Dataset rows describing interfaces

§

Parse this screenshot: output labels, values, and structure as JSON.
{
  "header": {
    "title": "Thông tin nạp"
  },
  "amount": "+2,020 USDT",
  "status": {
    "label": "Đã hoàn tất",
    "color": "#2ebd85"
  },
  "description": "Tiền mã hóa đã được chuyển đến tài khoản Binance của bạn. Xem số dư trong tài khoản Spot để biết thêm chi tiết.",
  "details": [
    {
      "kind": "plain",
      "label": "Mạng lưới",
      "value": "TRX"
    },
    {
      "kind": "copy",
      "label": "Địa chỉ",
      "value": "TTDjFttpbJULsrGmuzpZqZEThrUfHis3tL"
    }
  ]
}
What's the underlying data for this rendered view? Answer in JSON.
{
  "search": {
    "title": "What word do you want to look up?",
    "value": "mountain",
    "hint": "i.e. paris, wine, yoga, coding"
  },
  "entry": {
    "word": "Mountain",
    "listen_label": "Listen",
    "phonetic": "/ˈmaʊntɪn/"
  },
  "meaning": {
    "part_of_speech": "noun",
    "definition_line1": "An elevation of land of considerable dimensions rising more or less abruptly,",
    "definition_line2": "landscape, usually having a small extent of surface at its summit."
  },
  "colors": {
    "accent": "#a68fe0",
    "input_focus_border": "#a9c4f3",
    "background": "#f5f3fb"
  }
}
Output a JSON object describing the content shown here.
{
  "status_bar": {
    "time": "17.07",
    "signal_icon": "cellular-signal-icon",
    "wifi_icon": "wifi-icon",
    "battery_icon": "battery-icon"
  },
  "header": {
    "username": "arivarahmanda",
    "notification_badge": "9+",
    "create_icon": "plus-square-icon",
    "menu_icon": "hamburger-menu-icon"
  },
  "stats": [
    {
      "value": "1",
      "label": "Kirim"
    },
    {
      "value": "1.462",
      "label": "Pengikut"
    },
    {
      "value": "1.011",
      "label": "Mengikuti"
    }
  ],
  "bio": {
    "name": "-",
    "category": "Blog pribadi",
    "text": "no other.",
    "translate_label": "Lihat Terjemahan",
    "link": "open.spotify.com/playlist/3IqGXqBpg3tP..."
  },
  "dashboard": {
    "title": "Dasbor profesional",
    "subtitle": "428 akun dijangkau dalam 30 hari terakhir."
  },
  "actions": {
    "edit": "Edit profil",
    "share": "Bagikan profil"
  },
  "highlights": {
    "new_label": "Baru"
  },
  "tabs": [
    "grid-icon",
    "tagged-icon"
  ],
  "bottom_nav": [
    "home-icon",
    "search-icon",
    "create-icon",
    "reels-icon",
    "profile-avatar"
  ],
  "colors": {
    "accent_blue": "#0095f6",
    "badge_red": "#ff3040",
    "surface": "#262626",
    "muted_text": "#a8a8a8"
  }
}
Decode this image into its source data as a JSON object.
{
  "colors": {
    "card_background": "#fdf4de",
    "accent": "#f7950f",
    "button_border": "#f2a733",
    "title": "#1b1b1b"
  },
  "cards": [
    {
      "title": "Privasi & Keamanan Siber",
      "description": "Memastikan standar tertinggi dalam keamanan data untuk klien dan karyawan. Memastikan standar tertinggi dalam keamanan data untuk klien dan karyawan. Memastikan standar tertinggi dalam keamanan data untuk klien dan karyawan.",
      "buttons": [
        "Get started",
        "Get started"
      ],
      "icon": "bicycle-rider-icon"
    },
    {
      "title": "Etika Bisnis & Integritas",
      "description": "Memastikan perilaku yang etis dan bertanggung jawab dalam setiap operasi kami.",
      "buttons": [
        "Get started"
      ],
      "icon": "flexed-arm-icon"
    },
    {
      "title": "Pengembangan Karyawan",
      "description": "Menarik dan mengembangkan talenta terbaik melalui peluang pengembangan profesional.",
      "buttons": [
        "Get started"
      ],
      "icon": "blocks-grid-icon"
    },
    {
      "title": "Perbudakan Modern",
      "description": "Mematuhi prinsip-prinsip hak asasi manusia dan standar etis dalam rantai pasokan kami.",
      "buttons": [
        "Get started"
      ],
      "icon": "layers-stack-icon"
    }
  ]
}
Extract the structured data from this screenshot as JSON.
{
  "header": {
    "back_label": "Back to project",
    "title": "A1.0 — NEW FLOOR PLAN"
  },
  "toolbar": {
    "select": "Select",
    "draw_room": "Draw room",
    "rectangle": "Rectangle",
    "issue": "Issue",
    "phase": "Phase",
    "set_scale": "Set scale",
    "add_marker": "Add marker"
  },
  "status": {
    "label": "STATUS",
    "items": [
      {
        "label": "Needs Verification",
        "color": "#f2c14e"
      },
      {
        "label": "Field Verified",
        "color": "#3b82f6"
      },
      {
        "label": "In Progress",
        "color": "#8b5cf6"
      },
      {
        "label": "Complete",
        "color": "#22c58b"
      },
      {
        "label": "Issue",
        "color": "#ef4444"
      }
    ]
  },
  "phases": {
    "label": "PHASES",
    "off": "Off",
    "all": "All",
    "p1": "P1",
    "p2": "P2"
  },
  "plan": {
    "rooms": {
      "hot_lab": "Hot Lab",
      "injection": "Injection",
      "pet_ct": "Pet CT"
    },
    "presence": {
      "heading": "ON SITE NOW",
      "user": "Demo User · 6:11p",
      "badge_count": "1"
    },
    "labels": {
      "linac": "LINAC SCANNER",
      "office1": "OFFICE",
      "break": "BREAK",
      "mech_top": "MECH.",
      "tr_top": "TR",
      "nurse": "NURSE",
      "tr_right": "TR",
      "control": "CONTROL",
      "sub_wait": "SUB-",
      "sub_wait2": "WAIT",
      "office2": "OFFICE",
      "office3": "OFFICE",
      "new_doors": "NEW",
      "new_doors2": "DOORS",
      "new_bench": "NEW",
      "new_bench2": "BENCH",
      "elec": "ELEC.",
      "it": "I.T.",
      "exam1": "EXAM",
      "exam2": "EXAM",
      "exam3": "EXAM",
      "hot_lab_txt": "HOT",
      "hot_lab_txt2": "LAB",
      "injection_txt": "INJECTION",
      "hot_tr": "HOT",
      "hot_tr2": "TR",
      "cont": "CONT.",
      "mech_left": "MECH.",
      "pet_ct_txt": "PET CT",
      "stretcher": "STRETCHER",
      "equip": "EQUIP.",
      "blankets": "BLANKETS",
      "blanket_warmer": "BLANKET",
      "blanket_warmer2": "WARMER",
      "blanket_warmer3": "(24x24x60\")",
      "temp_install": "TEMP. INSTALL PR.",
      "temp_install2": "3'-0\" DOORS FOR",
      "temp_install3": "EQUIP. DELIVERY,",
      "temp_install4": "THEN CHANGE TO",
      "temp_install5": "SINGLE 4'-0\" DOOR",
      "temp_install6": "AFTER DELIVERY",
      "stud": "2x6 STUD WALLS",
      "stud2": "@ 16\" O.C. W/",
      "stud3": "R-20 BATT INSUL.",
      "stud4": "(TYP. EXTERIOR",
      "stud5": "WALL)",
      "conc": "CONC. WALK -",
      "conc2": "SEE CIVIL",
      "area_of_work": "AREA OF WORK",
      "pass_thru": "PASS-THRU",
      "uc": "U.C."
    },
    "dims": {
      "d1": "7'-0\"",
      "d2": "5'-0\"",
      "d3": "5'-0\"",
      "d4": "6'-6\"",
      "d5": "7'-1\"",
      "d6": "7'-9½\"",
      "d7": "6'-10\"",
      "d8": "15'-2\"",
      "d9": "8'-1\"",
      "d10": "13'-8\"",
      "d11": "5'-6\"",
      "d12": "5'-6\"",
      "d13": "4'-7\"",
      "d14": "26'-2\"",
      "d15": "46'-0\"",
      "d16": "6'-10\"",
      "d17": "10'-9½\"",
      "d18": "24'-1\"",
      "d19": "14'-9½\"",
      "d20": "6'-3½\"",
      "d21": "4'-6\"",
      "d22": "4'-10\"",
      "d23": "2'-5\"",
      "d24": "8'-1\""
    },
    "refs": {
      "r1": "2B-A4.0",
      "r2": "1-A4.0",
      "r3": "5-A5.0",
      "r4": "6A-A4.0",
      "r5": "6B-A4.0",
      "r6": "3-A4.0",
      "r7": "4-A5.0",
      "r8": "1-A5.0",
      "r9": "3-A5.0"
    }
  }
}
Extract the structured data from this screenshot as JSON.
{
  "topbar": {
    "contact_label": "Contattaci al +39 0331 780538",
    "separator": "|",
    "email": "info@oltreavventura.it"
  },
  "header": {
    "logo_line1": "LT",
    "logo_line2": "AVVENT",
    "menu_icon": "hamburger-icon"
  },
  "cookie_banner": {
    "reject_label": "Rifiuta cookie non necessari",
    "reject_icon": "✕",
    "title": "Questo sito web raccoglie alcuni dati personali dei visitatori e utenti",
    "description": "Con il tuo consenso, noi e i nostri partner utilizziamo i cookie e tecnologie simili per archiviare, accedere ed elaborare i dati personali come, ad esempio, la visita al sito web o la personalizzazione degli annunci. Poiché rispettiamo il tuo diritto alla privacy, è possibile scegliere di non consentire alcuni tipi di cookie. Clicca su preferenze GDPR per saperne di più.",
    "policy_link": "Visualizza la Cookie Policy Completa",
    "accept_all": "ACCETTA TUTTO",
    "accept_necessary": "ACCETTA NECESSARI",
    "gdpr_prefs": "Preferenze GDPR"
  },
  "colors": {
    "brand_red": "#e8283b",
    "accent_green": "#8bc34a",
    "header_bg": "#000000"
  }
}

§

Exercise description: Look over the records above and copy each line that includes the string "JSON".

Answer:
Parse this screenshot: output labels, values, and structure as JSON.
What's the underlying data for this rendered view? Answer in JSON.
Output a JSON object describing the content shown here.
Decode this image into its source data as a JSON object.
Extract the structured data from this screenshot as JSON.
Extract the structured data from this screenshot as JSON.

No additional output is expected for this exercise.